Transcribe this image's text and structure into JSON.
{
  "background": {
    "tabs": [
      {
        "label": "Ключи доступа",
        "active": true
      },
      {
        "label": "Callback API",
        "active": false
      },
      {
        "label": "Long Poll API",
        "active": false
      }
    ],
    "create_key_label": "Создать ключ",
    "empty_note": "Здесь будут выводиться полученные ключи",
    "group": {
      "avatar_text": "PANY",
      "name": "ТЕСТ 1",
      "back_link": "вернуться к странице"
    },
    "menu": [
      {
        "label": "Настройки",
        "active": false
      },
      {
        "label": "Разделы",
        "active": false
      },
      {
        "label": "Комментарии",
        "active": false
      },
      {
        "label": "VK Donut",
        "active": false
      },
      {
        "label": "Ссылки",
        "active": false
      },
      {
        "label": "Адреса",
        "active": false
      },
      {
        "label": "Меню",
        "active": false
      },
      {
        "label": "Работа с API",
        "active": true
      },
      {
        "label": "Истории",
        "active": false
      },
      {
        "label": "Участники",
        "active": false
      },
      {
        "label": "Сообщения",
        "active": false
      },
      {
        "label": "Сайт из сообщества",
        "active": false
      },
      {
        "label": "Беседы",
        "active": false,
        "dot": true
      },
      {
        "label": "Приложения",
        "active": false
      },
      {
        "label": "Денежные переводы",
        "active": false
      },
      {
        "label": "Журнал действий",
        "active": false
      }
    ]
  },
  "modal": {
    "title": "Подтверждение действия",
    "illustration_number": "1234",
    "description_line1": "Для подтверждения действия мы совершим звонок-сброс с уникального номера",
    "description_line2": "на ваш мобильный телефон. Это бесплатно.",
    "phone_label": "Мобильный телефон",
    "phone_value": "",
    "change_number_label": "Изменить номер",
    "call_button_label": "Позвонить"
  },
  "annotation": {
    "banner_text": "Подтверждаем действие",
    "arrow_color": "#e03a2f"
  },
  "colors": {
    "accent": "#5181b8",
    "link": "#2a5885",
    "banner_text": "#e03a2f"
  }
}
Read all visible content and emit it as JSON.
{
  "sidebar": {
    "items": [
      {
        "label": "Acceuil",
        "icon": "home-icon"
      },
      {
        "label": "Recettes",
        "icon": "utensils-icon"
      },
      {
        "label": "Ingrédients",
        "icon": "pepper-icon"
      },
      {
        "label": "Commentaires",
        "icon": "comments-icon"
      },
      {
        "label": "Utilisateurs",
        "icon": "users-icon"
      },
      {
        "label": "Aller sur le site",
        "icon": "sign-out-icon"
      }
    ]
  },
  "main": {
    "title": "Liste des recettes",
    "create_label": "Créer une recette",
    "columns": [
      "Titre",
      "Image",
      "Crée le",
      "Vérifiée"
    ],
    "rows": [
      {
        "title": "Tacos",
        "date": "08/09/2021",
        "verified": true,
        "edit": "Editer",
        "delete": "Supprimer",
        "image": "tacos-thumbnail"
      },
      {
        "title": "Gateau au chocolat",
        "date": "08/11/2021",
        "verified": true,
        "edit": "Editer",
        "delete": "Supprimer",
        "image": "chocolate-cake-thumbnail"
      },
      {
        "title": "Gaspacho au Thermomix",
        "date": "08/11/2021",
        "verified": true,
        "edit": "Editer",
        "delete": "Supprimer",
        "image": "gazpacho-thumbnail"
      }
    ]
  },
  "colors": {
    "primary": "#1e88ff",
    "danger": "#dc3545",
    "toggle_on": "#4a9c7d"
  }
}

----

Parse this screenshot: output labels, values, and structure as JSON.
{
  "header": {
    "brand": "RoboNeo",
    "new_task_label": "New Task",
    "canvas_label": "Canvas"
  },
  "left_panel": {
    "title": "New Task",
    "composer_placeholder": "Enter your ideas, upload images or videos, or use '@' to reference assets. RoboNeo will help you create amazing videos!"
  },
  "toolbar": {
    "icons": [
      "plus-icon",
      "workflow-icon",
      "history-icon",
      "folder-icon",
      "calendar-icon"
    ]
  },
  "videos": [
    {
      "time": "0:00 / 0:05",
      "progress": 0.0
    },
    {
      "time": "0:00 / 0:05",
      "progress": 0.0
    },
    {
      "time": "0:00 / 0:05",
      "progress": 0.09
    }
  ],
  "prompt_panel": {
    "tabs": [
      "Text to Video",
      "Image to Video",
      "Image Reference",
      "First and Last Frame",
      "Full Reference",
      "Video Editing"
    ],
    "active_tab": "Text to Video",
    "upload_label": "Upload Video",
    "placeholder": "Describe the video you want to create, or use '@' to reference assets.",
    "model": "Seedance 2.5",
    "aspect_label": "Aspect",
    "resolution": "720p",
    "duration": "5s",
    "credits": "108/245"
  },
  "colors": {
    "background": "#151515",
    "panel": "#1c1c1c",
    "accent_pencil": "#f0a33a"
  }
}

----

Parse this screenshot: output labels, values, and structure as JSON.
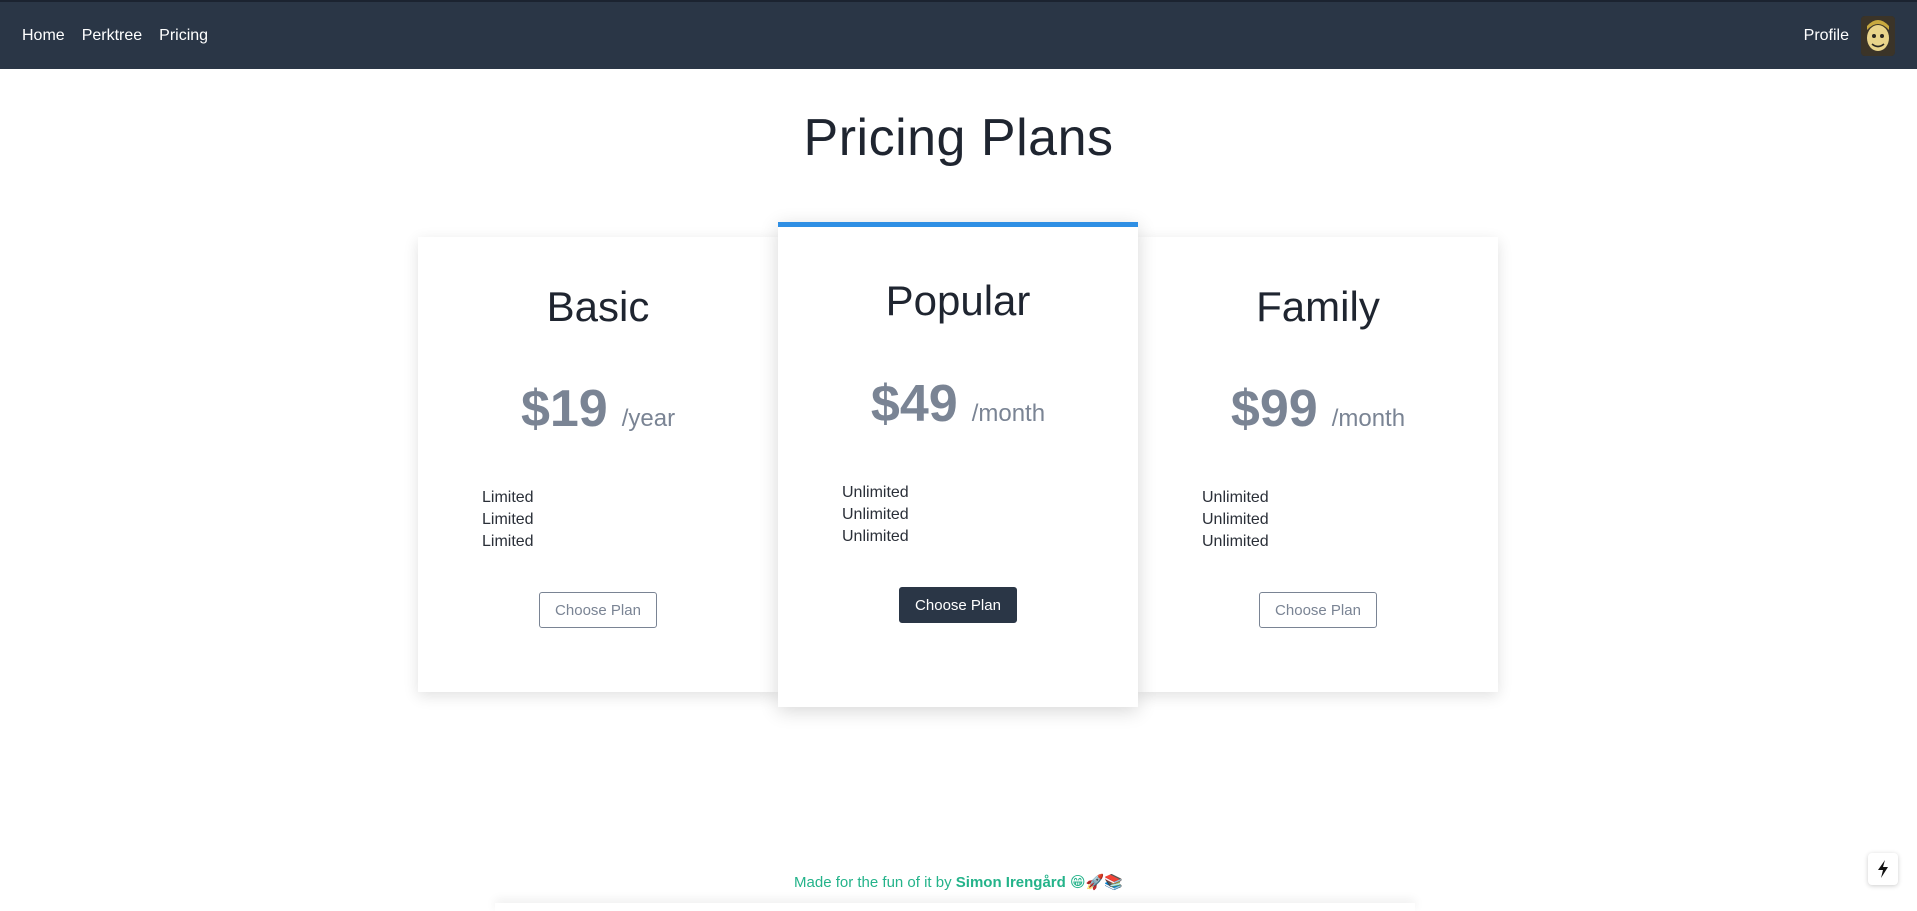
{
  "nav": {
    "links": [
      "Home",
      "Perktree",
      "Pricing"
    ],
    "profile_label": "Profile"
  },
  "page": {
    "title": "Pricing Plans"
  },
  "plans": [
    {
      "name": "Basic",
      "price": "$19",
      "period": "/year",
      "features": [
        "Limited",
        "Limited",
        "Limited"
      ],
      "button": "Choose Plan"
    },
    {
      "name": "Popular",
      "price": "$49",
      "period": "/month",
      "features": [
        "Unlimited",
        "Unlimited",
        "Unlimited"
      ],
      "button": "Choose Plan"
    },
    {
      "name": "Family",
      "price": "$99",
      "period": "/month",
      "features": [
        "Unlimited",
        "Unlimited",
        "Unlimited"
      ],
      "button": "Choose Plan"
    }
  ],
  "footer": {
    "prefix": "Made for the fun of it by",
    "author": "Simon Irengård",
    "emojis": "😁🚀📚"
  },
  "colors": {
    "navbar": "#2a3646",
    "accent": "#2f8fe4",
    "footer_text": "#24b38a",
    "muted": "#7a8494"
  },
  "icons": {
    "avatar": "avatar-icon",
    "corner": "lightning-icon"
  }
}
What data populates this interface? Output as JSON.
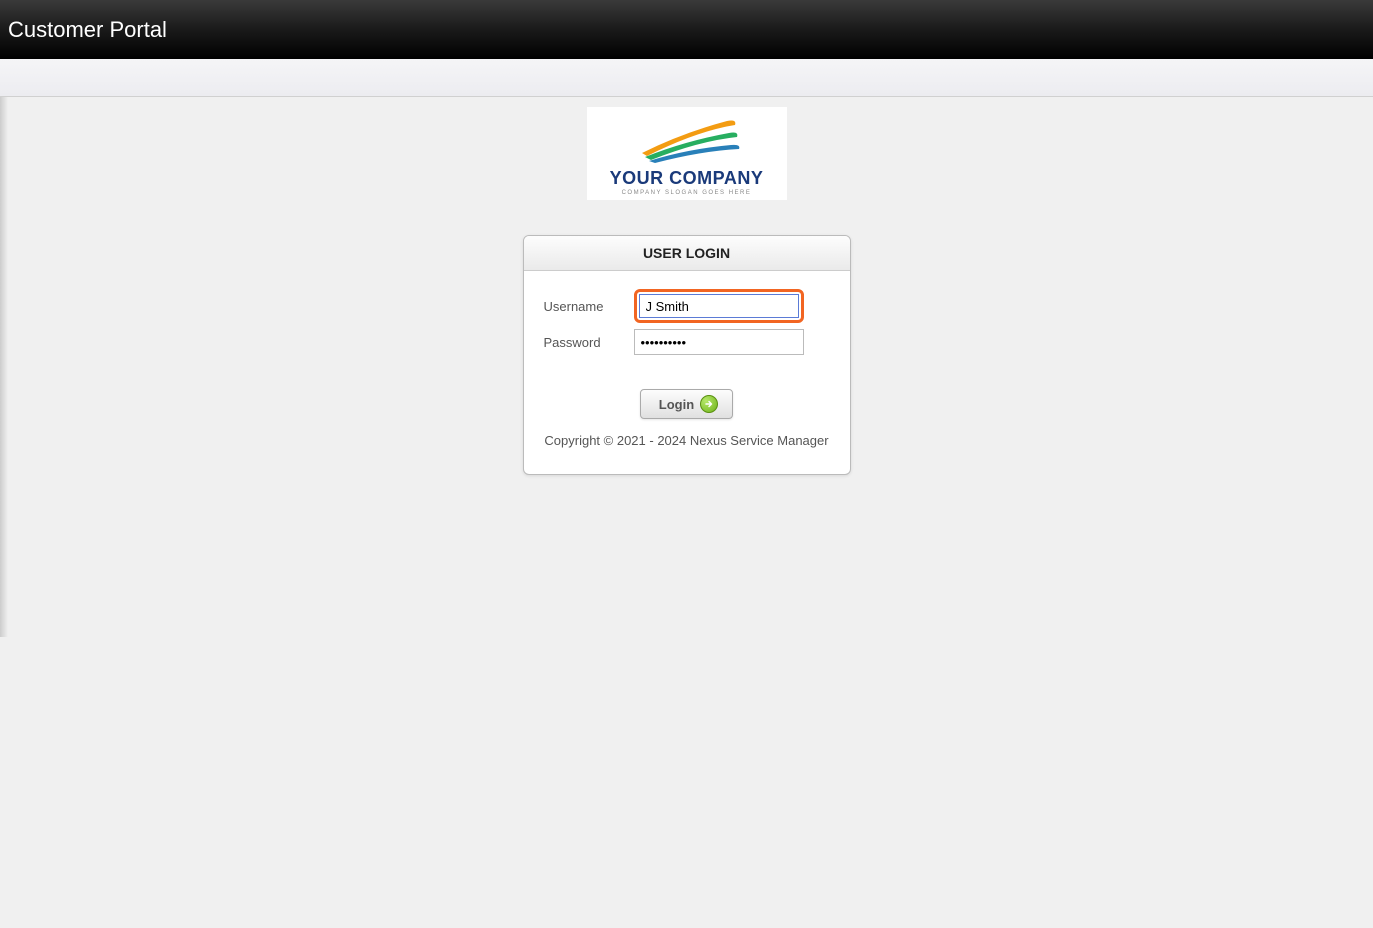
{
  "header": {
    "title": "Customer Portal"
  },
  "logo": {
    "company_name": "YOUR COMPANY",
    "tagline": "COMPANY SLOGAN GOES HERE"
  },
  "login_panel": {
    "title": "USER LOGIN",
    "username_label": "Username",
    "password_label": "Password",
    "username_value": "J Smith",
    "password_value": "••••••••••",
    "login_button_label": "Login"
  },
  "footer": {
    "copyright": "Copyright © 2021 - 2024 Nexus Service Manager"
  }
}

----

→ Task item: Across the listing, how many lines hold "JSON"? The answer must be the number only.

→ Solved exercise: 5